I didn’t receive a checkbook from Simple. It doesn’t exist and quite honestly, it shouldn’t in this day and age. All of my transactions are online and payments are processed no differently. You set up contacts within Simple and tap on their account to send money. While you rely on the desktop website for a number of features, most are the initial setup and the process is world’s better than my old bank.
Tracking and Goal Setting
The Simple website makes it incredibly easy to keep track of where you are spending your money. It’s similar to Mint, but whereas you can add all sorts of accounts to Mint.com, Simple is limited to your checking account. There is no reason why someone could not add Simple to their Mint account, but it would certainly create some overlap. Simple seems to cater to a group that wants one card to rule them all. If you currently use one debit card for purchases, you might be able wrap all of what you get from Mint from your Simple account. I’m a casual Mint user, so I’d advise anyone looking to make the jump to do a comparison of features most important to you and see if those are available with Simple.
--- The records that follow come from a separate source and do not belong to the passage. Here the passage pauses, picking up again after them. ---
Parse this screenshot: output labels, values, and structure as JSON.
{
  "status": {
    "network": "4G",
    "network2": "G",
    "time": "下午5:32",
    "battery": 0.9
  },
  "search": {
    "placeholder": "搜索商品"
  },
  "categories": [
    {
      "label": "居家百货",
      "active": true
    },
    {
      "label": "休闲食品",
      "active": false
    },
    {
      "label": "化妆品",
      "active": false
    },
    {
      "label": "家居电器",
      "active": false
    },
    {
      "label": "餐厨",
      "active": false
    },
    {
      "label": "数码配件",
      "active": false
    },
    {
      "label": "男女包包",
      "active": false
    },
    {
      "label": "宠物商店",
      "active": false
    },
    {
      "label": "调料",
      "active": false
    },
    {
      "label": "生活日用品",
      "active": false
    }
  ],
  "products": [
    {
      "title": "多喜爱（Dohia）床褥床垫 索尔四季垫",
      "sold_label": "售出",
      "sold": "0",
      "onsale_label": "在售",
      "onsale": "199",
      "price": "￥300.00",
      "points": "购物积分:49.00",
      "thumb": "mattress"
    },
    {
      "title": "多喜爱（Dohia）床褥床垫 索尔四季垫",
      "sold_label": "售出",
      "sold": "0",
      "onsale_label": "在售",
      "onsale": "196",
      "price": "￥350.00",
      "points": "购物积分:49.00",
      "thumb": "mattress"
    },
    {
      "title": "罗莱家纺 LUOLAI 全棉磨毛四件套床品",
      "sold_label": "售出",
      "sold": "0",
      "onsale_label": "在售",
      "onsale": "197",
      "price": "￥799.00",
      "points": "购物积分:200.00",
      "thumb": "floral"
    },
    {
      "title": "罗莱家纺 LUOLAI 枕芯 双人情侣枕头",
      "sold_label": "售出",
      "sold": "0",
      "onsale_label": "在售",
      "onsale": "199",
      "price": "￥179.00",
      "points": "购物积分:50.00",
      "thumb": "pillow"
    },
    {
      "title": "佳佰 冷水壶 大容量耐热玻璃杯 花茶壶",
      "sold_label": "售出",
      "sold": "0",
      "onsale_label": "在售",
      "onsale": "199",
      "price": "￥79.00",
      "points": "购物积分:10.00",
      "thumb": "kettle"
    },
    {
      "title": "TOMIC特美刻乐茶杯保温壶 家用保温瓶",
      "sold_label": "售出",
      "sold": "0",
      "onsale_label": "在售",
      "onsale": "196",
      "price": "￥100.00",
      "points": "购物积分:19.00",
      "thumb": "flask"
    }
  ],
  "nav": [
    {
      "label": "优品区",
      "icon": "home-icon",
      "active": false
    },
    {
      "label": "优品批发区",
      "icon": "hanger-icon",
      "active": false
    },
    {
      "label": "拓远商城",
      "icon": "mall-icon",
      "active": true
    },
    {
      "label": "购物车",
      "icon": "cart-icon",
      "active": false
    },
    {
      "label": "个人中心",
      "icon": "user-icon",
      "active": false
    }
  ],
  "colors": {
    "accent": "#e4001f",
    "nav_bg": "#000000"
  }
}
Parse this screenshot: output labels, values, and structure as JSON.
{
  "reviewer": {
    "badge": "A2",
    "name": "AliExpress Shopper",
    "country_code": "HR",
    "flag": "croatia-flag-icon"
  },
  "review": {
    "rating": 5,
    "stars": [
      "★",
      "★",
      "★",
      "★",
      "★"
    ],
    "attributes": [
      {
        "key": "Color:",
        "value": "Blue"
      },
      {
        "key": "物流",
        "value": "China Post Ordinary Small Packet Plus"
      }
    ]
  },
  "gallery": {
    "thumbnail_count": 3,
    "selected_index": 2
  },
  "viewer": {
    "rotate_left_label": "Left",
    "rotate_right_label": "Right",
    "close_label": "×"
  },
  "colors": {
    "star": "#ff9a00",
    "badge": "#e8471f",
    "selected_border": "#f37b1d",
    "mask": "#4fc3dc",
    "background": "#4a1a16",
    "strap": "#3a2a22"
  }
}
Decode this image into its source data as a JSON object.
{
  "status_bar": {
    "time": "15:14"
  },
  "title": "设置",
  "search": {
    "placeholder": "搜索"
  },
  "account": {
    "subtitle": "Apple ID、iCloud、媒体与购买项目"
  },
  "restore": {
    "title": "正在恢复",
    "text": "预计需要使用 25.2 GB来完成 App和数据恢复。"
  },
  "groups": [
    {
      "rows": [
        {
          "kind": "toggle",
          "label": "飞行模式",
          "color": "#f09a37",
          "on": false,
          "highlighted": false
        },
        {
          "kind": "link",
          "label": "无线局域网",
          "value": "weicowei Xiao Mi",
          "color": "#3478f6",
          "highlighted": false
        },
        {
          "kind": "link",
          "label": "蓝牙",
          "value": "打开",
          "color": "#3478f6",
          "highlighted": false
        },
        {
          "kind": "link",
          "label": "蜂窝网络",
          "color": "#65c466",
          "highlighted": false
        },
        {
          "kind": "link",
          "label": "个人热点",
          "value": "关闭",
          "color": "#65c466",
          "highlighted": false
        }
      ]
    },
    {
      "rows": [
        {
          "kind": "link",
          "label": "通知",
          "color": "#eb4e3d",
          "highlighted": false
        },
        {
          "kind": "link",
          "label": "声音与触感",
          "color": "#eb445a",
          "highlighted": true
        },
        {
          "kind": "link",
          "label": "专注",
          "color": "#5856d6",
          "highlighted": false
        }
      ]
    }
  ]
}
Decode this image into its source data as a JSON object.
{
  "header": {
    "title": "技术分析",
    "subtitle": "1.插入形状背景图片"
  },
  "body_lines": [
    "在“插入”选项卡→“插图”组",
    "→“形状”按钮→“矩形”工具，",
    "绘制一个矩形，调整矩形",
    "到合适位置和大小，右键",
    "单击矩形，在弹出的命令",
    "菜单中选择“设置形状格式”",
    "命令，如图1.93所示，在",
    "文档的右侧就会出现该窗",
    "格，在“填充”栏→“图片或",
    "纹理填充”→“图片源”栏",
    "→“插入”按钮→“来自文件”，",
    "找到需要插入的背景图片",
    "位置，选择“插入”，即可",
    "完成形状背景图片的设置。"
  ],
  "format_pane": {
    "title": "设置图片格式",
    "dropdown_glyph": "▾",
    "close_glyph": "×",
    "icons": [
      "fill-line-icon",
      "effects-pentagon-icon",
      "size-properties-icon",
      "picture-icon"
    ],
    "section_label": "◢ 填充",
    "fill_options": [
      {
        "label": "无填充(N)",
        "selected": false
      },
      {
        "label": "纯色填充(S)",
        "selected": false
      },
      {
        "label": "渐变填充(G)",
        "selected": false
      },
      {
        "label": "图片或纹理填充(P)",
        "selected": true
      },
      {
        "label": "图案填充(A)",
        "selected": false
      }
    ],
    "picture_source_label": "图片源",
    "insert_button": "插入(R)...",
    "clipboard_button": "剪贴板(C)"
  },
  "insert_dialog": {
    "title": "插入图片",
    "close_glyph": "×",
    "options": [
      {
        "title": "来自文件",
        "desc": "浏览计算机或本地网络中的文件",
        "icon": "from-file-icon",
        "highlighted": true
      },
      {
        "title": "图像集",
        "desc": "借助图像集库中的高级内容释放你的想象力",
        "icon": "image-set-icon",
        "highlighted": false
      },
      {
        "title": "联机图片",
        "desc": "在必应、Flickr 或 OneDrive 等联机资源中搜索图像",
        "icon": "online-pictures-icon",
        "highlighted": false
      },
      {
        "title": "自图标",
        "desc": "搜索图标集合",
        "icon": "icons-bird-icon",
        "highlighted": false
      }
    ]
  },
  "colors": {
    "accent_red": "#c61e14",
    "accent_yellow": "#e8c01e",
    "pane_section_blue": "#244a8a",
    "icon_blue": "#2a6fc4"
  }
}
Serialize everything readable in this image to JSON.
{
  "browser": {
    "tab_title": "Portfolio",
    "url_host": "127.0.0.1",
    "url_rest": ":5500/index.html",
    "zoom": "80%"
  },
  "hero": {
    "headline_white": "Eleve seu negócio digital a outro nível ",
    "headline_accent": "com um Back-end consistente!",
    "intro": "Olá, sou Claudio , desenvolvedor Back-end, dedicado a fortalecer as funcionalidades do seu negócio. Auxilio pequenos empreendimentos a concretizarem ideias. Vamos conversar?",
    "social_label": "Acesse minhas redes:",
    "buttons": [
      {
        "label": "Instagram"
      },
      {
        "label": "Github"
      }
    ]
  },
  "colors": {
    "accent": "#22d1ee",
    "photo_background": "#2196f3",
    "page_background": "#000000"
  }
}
Simple also allows for easy goal setting, be it a vacation or saving up for a new iPad 5. You can set a date, amount, reason for saving and how much will be ‘moved into your goal’ each day until you reach your target. Like everything on the website, setting this up is easy, although I never finalized a goal due to my consistently low balances as a result of juggling my Citibank and Simple bank accounts.
- Your bank isn’t as cool as Simple.
- Great support
- Fantastic banking app
- Large number of support ATM’s
- Nice variety of budgeting, goal setting tools
- No local branches
- Growing pains have seen services go offline on occasion
- Transferring money takes 2 days minimum
- No rewards program
During the past two months, there was nothing about my banking with Simple that jumped out as a revolutionary. There was a certain level of difficulty with having to manage two bank accounts. I suppose that’s the challenge facing them, as most people feel a certain comfort level of having a local branch.
For someone looking to go all in with Simple, they offer a nice myriad of budget tools that rival Mint, the popular finance tracking service. In order to take full advantage of their budget tools, you’ll need to commit to the Simple Visa debit card, thus giving up any rewards programs. Simple excels at improving your online and app based banking. Throughout my two months, I had such an appreciation for how they manage to reduce the clutter and provide information that I needed and fast. I can say unequivocally that Simple provides for a truly pleasurable banking experience that was unmatched by my old, traditional bank.